(Website and app data records)
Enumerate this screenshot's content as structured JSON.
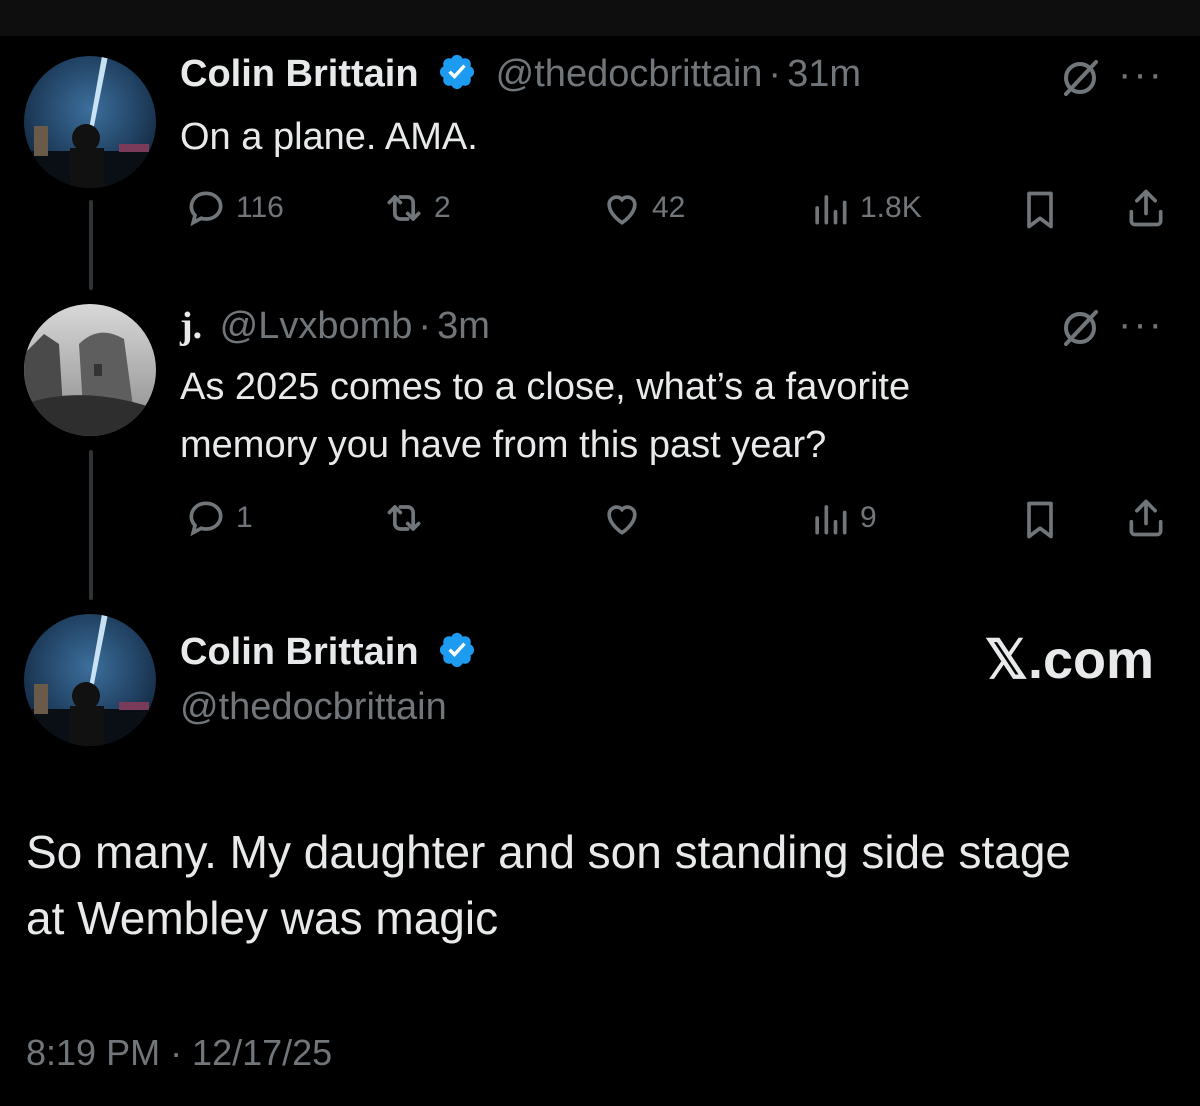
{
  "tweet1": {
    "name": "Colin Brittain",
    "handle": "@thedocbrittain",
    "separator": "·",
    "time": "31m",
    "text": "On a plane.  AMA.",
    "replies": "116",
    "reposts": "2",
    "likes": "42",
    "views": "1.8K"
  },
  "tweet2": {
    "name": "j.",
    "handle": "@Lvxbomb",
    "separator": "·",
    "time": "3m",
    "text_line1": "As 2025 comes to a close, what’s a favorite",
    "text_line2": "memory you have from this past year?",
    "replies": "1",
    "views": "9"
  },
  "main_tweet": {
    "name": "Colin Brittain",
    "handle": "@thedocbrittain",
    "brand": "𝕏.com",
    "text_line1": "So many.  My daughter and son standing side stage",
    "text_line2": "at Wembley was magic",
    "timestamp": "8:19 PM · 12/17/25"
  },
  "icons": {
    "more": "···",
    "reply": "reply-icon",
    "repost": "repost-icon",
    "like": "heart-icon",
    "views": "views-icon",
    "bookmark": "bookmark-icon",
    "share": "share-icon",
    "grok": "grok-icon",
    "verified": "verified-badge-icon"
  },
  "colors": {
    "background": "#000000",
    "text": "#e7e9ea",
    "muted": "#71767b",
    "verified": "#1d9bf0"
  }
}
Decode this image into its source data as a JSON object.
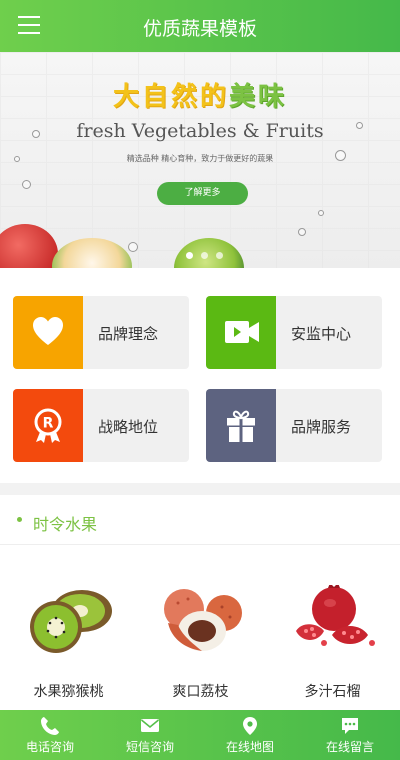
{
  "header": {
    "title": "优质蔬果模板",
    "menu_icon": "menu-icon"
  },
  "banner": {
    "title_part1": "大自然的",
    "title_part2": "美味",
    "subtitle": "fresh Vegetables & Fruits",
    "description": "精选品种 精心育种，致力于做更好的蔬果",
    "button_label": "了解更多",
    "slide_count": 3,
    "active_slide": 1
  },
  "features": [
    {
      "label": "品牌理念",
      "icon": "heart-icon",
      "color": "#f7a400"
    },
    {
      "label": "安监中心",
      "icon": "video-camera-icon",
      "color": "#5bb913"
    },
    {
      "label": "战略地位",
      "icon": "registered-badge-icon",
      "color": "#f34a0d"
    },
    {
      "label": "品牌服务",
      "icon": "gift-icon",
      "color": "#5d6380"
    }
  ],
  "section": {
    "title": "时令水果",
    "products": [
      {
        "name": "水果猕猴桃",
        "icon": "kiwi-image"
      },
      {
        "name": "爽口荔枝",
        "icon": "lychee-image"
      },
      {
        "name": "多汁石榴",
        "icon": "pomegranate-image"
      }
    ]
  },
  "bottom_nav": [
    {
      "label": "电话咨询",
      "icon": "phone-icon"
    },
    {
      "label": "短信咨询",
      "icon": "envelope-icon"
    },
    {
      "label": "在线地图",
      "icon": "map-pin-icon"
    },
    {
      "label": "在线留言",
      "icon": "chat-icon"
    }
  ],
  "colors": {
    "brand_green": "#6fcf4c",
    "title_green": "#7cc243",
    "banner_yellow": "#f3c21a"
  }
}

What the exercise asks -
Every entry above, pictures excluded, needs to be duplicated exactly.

Written response -
Enumerate this screenshot's content as structured JSON.
{
  "tweet1": {
    "name": "Colin Brittain",
    "handle": "@thedocbrittain",
    "separator": "·",
    "time": "31m",
    "text": "On a plane.  AMA.",
    "replies": "116",
    "reposts": "2",
    "likes": "42",
    "views": "1.8K"
  },
  "tweet2": {
    "name": "j.",
    "handle": "@Lvxbomb",
    "separator": "·",
    "time": "3m",
    "text_line1": "As 2025 comes to a close, what’s a favorite",
    "text_line2": "memory you have from this past year?",
    "replies": "1",
    "views": "9"
  },
  "main_tweet": {
    "name": "Colin Brittain",
    "handle": "@thedocbrittain",
    "brand": "𝕏.com",
    "text_line1": "So many.  My daughter and son standing side stage",
    "text_line2": "at Wembley was magic",
    "timestamp": "8:19 PM · 12/17/25"
  },
  "icons": {
    "more": "···",
    "reply": "reply-icon",
    "repost": "repost-icon",
    "like": "heart-icon",
    "views": "views-icon",
    "bookmark": "bookmark-icon",
    "share": "share-icon",
    "grok": "grok-icon",
    "verified": "verified-badge-icon"
  },
  "colors": {
    "background": "#000000",
    "text": "#e7e9ea",
    "muted": "#71767b",
    "verified": "#1d9bf0"
  }
}
Decode this image into its source data as a JSON object.
{
  "header": {
    "title": "优质蔬果模板",
    "menu_icon": "menu-icon"
  },
  "banner": {
    "title_part1": "大自然的",
    "title_part2": "美味",
    "subtitle": "fresh Vegetables & Fruits",
    "description": "精选品种 精心育种，致力于做更好的蔬果",
    "button_label": "了解更多",
    "slide_count": 3,
    "active_slide": 1
  },
  "features": [
    {
      "label": "品牌理念",
      "icon": "heart-icon",
      "color": "#f7a400"
    },
    {
      "label": "安监中心",
      "icon": "video-camera-icon",
      "color": "#5bb913"
    },
    {
      "label": "战略地位",
      "icon": "registered-badge-icon",
      "color": "#f34a0d"
    },
    {
      "label": "品牌服务",
      "icon": "gift-icon",
      "color": "#5d6380"
    }
  ],
  "section": {
    "title": "时令水果",
    "products": [
      {
        "name": "水果猕猴桃",
        "icon": "kiwi-image"
      },
      {
        "name": "爽口荔枝",
        "icon": "lychee-image"
      },
      {
        "name": "多汁石榴",
        "icon": "pomegranate-image"
      }
    ]
  },
  "bottom_nav": [
    {
      "label": "电话咨询",
      "icon": "phone-icon"
    },
    {
      "label": "短信咨询",
      "icon": "envelope-icon"
    },
    {
      "label": "在线地图",
      "icon": "map-pin-icon"
    },
    {
      "label": "在线留言",
      "icon": "chat-icon"
    }
  ],
  "colors": {
    "brand_green": "#6fcf4c",
    "title_green": "#7cc243",
    "banner_yellow": "#f3c21a"
  }
}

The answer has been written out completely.